the large sample sizes as the absolute magnitude of the mean differences is rather small.

# For example, in the original study, the intact family unadjusted mean score for the math

variable was 53.46, and the unadjusted mean reading score was 52.68. The mean score

for the math variable is 1.17 points lower in the new data set, and an independent samples

t-test indicates that the difference is significant and not due to random chance. The math

variable in the original study (M = 53.46, SD = 9.65) differed significantly (t = 11.35,

p < .000). The mean score for the reading variable is .7 lower than the original reading

variable (M = 52.68, SD = 9.56), and the difference is also significantly different

(t = 6.78, p <.000).

In the past ten years, means and standard deviations produced by the two data sets

haven’t changed all that much, and comparisons within each data set between intact

families and those parents who are divorced is also very similar. In the present study, the

unadjusted mean math score for children from intact families is 7.82 points higher than

the unadjusted mean for students from families in which the parent or parents never

married. Ten years earlier, in Jeynes’ original study, the mean math score for children

from intact families was 8.32 points higher than the mean math score for children from

families where the parents never married. For the math variable, the difference in

unadjusted mean scores between children from intact families and children whose parents

were never married in the new study is .5 points lower than the difference in unadjusted

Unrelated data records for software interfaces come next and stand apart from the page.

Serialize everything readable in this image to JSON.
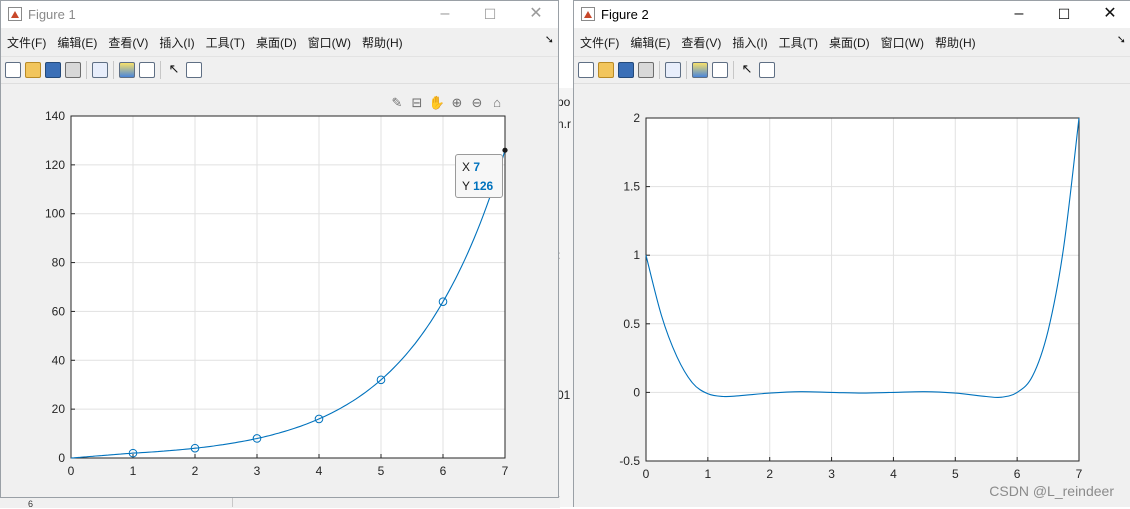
{
  "windows": [
    {
      "title": "Figure 1",
      "menu": [
        "文件(F)",
        "编辑(E)",
        "查看(V)",
        "插入(I)",
        "工具(T)",
        "桌面(D)",
        "窗口(W)",
        "帮助(H)"
      ],
      "controls": [
        "–",
        "☐",
        "✕"
      ],
      "datatip": {
        "x_label": "X",
        "x_value": "7",
        "y_label": "Y",
        "y_value": "126"
      }
    },
    {
      "title": "Figure 2",
      "menu": [
        "文件(F)",
        "编辑(E)",
        "查看(V)",
        "插入(I)",
        "工具(T)",
        "桌面(D)",
        "窗口(W)",
        "帮助(H)"
      ],
      "controls": [
        "–",
        "☐",
        "✕"
      ]
    }
  ],
  "toolbar_icons": [
    "new-figure-icon",
    "open-file-icon",
    "save-icon",
    "print-icon",
    "link-plot-icon",
    "insert-colorbar-icon",
    "insert-legend-icon",
    "edit-plot-pointer-icon",
    "property-inspector-icon"
  ],
  "axes_toolbar_icons": [
    "brush-icon",
    "datatip-icon",
    "pan-icon",
    "zoom-in-icon",
    "zoom-out-icon",
    "home-icon"
  ],
  "background": {
    "fragments": [
      "po",
      "n.r",
      ":",
      "01",
      "6"
    ]
  },
  "watermark": "CSDN @L_reindeer",
  "chart_data": [
    {
      "type": "line",
      "title": "",
      "xlabel": "",
      "ylabel": "",
      "xlim": [
        0,
        7
      ],
      "ylim": [
        0,
        140
      ],
      "xticks": [
        "0",
        "1",
        "2",
        "3",
        "4",
        "5",
        "6",
        "7"
      ],
      "yticks": [
        "0",
        "20",
        "40",
        "60",
        "80",
        "100",
        "120",
        "140"
      ],
      "grid": true,
      "line_color": "#0072bd",
      "series": [
        {
          "x": [
            0,
            1,
            2,
            3,
            4,
            5,
            6,
            7
          ],
          "y": [
            0,
            2,
            4,
            8,
            16,
            32,
            64,
            126
          ],
          "markers": [
            [
              1,
              2
            ],
            [
              2,
              4
            ],
            [
              3,
              8
            ],
            [
              4,
              16
            ],
            [
              5,
              32
            ],
            [
              6,
              64
            ]
          ]
        }
      ],
      "datatip_point": [
        7,
        126
      ]
    },
    {
      "type": "line",
      "title": "",
      "xlabel": "",
      "ylabel": "",
      "xlim": [
        0,
        7
      ],
      "ylim": [
        -0.5,
        2
      ],
      "xticks": [
        "0",
        "1",
        "2",
        "3",
        "4",
        "5",
        "6",
        "7"
      ],
      "yticks": [
        "-0.5",
        "0",
        "0.5",
        "1",
        "1.5",
        "2"
      ],
      "grid": true,
      "line_color": "#0072bd",
      "series": [
        {
          "x": [
            0,
            0.25,
            0.5,
            0.75,
            1,
            1.25,
            1.5,
            2,
            2.5,
            3,
            3.5,
            4,
            4.5,
            5,
            5.5,
            5.75,
            6,
            6.25,
            6.5,
            6.75,
            7
          ],
          "y": [
            1,
            0.56,
            0.26,
            0.07,
            -0.01,
            -0.03,
            -0.025,
            -0.005,
            0.005,
            0,
            -0.005,
            0,
            0.005,
            -0.005,
            -0.03,
            -0.035,
            0,
            0.12,
            0.45,
            1.05,
            2
          ]
        }
      ]
    }
  ]
}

mean scores between children from intact families and children whose parents were never